Aside from the beans and the roast level, there are other factors that can impact the amount of caffeine in a cup of coffee.


Before preparing a cup of coffee, the beans must be ground. Grinding creates more surface area for the roasted coffee to come in contact with water. As surface area increases, caffeine content also increases.

The finer you grind your coffee, there exists more surface area from which the water can pull flavor and caffeine. When you don’t grind the bean well enough, there’s a lot of surface area that remains tucked into the grounds that may result in a less flavorful cup of coffee.

So, the finer the grind, the more caffeine you can get out of the bean. There is a trade-off, however for a finely ground coffee. An over-ground coffee can result in a cup of coffee with a flavor that can be overbearing. Again this is where personal preference and experience come into play, so that you can find the right balance of flavor and power you want. Now let’s move on to preparation.


Just as there are unending blends, roasts and flavors, there are seemingly endless coffee makers and brewing techniques. Whether you prefer a simple drip coffee prepared on your kitchen counter or prefer an elaborately prepared masterpiece created by your favorite barista, coffee comes down to two elemental basics – coffee and water. Different methods of preparation indeed impact the kinds of flavors and brilliance, but the basics are pretty simple to understand.

After you’ve ground your beans (and talking about grinders could be another separate conversation), it’s time to add water in one of the hundreds of ways developed around the world and by people of many different cultures. The simplest and most common way is to use a coffee maker.

Today’s mainstream coffee makers are simple to use, effective, and deliver a consistent cup of coffee. That said, they also don’t always extract the ground beans as well as you might want them to. The water coming from inside a standard drip coffee maker typically runs into the grounds and creates a sort of rut. The water then starts to run through those pathways through the ground coffee, then into the pot, leaving a lot of grounds that never get exposed to the hot water. This also can reduce the amount of caffeine in your cup of coffee.
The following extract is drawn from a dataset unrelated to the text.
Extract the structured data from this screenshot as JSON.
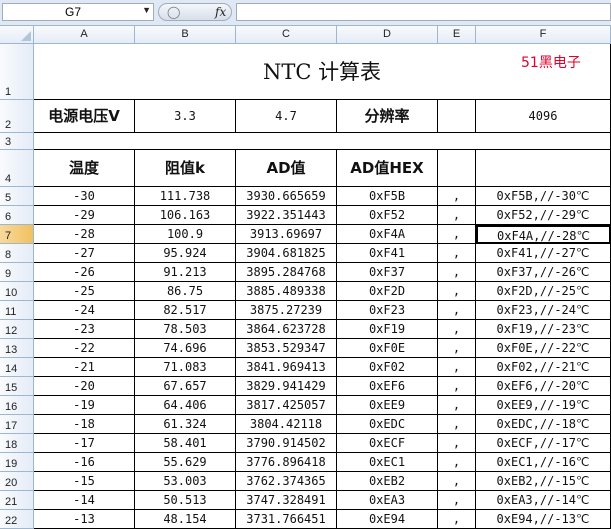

Pour-over coffee, a preparation method that has been trending over the past several years, is another method to maximize flavor. In this process, hot water is manually poured over the grounds, resulting in increased contact between the coffee and hot water.


Espresso beans and coffee beans aren’t really different at all. In fact, they’re the same thing, just prepared differently.

Espresso beans are ground finely and pressed into a small area. Where coffee sits loose in the basket of a drip coffee maker, espresso is pressed firmly (tamped) into a puck before pressurized, heated water is infused through the coffee.

The fine grind and pressurization makes espresso drinks smaller and with a higher concentration of caffeine per ounce. They’re a great way to perk up in a matter of minutes.

That said, you may find that many popular chains offer “espresso” drinks that might not adhere to the standards that an independent coffee shop would. While they still may be espresso drinks, they may contain many more ingredients that water down the original bean.


So, what coffee has the most caffeine? Your coffee. Your choice.

As we’ve discussed, the caffeine level of your coffee depends on a lot of factors – the roast, the grind, the preparation, and more. The beautiful thing is that there are enough coffee options for you to explore for the rest of your life. We’re here to help you on that journey.

Explore our site for different types of coffee beans, ground coffee, and unique coffee roast options that you’re sure to love.